March 25, 2020
To our patients,
In keeping with Governor Brown’s Executive Order 20-10, our office will be closed until June 15th, 2020.
We are working this week on getting patient appointments rescheduled. If you have not already received a call from someone at our office you should receive one shortly.
Both Dr. Jessica and Dr. Stevenson will be available for dental emergencies for any patients that exhibit no signs or symptoms of illness and have not traveled outside of the country in the last 14 days.
If you are experiencing a dental emergency, please call Dr. Stevenson at 801-885-7639 or Dr. Jessica at 541-232-0398. If you are sent to their voicemail, please leave your name, phone number, and a brief description of your emergency. They will return your call as soon as possible.
We will continue to monitor the status of COVID-19 nationally and within our community. Please visit us at smithjacksondental.com for links to the latest updates. Thank you for your understanding.
We miss seeing each of you and hope you and your family are well in this uncertain time.
Dr Jessica Jackson & Dr Stevenson Smith
Tooth decay is the most frequent childhood disease, but it’s also very preventable. The most common cause of tooth decay in young children is frequent, prolonged exposure of the teeth to sugary drinks. Here are some tips to avoid tooth decay:
- Put only, formula, milk or breast milk in bottles. Avoid filling bottles with liquids such as sweetened water, fruit juice or soft drinks.
- Never put your baby to bed with a bottle.
- Use clean pacifiers
- Do not share saliva with the baby by using the same spoon or licking a pacifier to clean it. Tooth decay can begin with cavity-causing bacteria being passed from others to the baby.
- Keep your baby’s gums and teeth clean.
The American Dental Association recommends cleaning between your teeth daily with an interdental cleaner (like floss). Cleaning between your teeth may help prevent cavities and gum disease. Cleaning between your teeth helps remove a sticky film called plaque. Plaque contains bacteria that feeds on leftover food or sugar in your mouth. When that happens, it releases an acid that can eat away at the outer shell of your teeth and cause cavities.
Plaque that is not removed by brushing and cleaning between your teeth can eventually harden into a rough substance called tartar (or calculus). Tartar collects along your gum line and can lead to gum disease. Once tartar forms, only your dentist can remove it.
What Is The Best Time to Clean Between Your Teeth—Before or After Brushing?
The most important thing about cleaning between your teeth is to do it. As long as you do a thorough job, it doesn’t matter when. Pick a time of day when you can devote an extra couple of minutes to your dental care.
Cleaning between your teeth should not be painful. If you do it too hard, you could damage the tissue between your teeth. If you’re too gentle, you might not be getting the food out.
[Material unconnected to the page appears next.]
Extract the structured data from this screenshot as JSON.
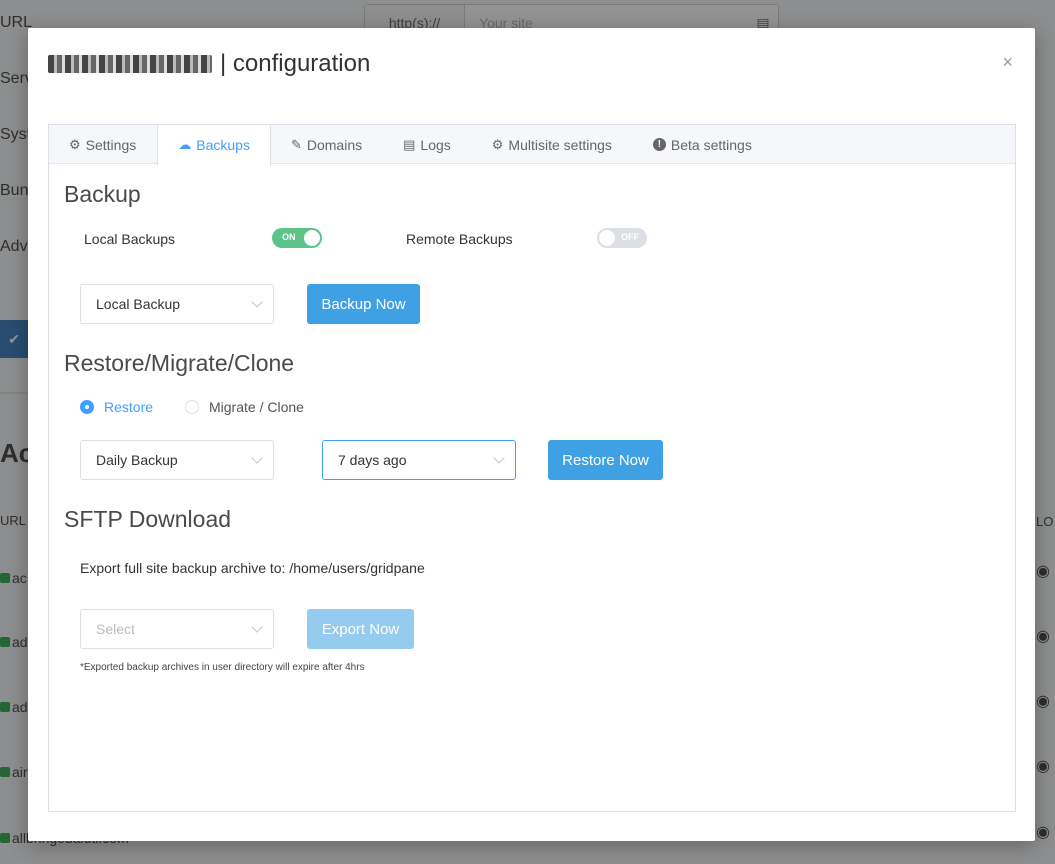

It’s normal to feel some discomfort when you first start, but don’t give up. With daily brushing and cleaning between your teeth, that discomfort should ease within a week or two. If your pain persists, feel free to come talk to Dr. Jessica or Dr. Stevenson.
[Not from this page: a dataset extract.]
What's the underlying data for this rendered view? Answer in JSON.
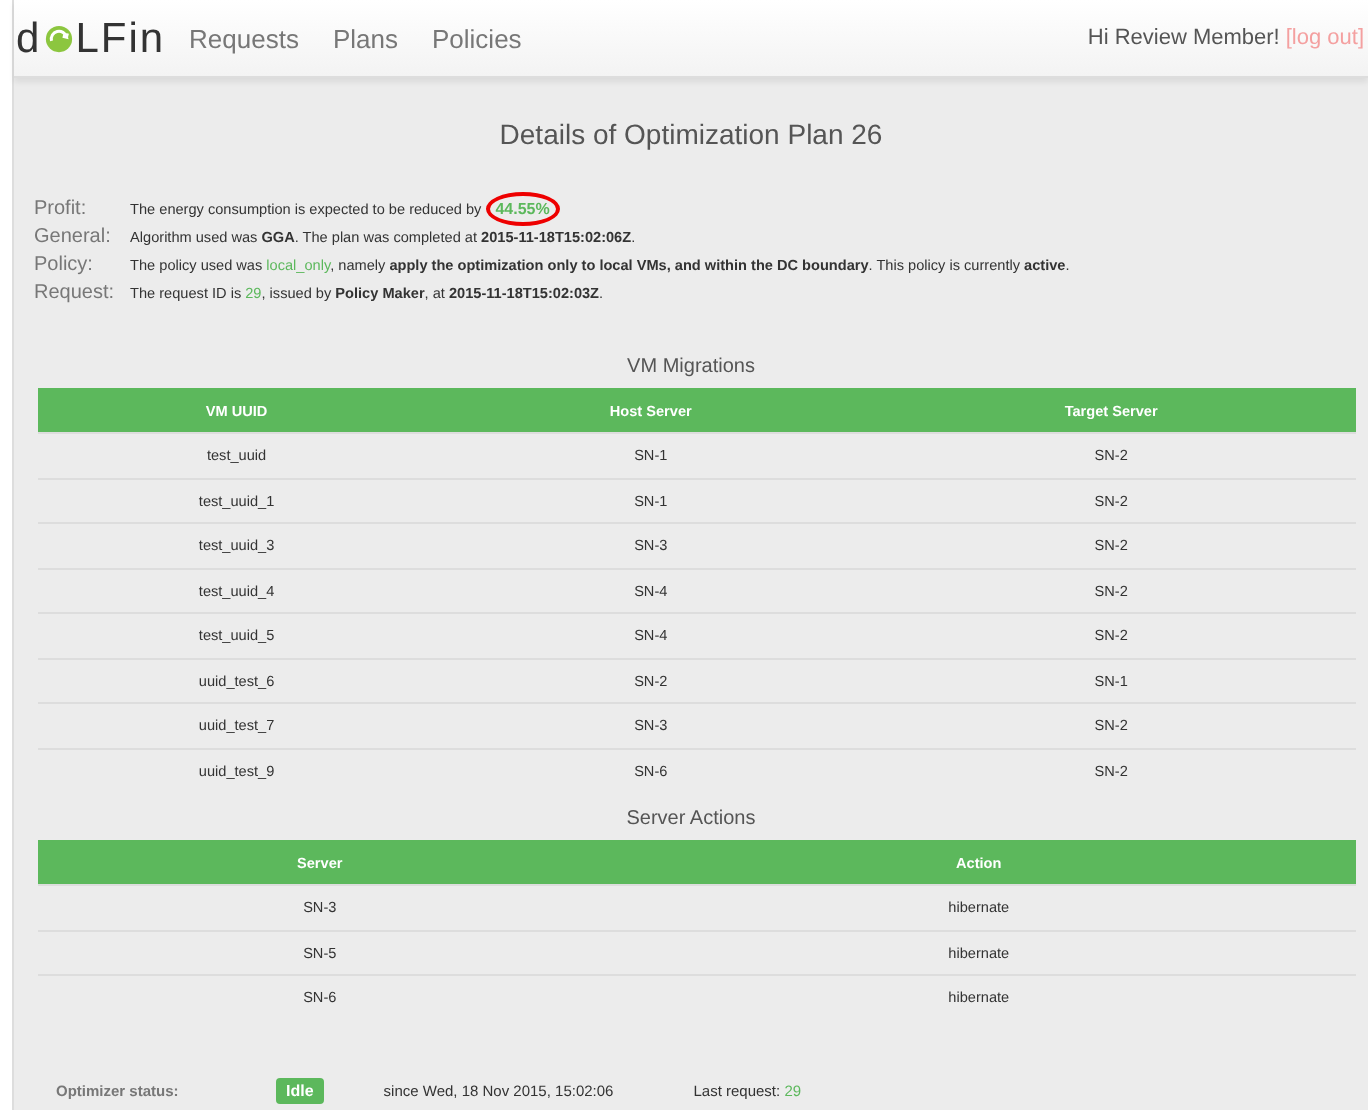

Brush and Floss Daily
Brushing and flossing your teeth is still very important. Risk of cavities increases with age, one of the reasons is dry mouth—a common side effect of many prescription medications.
Brush your teeth twice a day with fluoride toothpaste. Choose a toothbrush with soft bristles and a small head to get to those hard to reach areas.
Clean Dentures Daily
Bacteria stick to your teeth and also to full or partial dentures. If you wear dentures, remember to clean them on a daily basis with cleaners made specifically for dentures. Do not use toothpastes for natural teeth or household cleaners, which are too abrasive and can damage dentures that can be expensive to replace. Take your dentures out of your mouth for a least four hours every 24 hours to keep the soft and gingival tissues of your mouth healthy.
Visit a Dentist Regularly
Get regular dental checkups at least once a year – do not wait until you have pain. As you age, the nerves inside your teeth constrict and
can decrease in sensitivity. By the time you feel pain from a cavity, it may be too late and you may need root canal therapy or lose your tooth. There are also more serious conditions that your dentist will look for, like oral cancer and gum disease, which do not always cause pain until the advanced stages of the disease. By then, it’s more difficult and costly to treat.
Drink Water with Fluoride
No matter what age you are, drinking water with fluoride helps prevent tooth decay. Fluoride is nature’s cavity fighter. Many community water systems contain added fluoride, but if you prefer bottled water, check the label because some do not contain fluoride. And, some home water filters remove fluoride from the tap water.
It’s never too late to quit smoking. Smoking increases problems with gum disease, tooth decay and tooth loss. It also slows down healing after dental procedures and can decrease the success rate of dental implants.
For more information click HERE.